_WORK TO BE COMPLETED_
For every line in the data below, check for the word "text", then state how many lines have it. Answer with the number only.
===== GIVEN RECORDS
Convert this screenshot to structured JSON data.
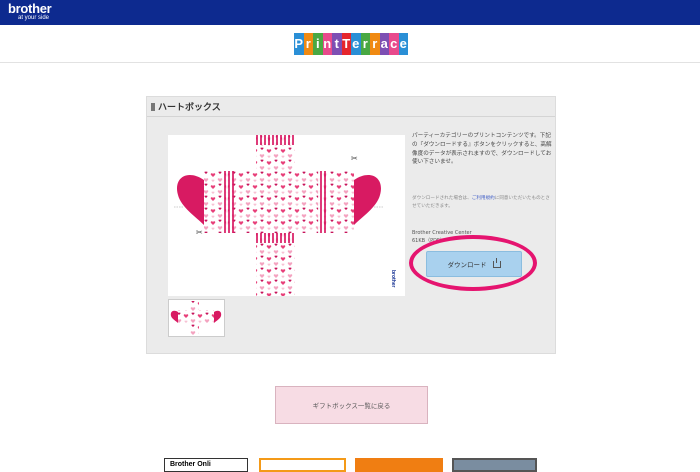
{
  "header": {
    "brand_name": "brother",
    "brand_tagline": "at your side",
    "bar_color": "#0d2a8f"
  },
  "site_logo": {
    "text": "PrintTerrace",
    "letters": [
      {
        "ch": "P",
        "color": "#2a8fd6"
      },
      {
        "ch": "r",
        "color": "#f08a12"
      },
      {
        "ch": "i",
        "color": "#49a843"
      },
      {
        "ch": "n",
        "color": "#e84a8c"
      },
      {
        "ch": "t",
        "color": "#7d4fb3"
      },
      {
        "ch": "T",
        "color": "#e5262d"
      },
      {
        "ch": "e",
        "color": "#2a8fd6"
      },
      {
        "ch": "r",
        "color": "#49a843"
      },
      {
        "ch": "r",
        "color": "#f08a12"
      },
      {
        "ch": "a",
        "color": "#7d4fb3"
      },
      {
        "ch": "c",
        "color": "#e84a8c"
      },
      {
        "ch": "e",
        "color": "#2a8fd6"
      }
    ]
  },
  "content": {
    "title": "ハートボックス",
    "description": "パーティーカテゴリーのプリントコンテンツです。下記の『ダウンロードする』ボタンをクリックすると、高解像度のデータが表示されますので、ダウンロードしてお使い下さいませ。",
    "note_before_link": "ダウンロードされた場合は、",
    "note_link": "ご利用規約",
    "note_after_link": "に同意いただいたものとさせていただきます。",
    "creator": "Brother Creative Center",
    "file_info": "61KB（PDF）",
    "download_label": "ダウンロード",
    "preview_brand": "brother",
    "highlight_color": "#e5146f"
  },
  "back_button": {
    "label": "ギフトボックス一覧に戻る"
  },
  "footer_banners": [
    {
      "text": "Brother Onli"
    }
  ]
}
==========
_RESPONSE TO THE EXERCISE_
2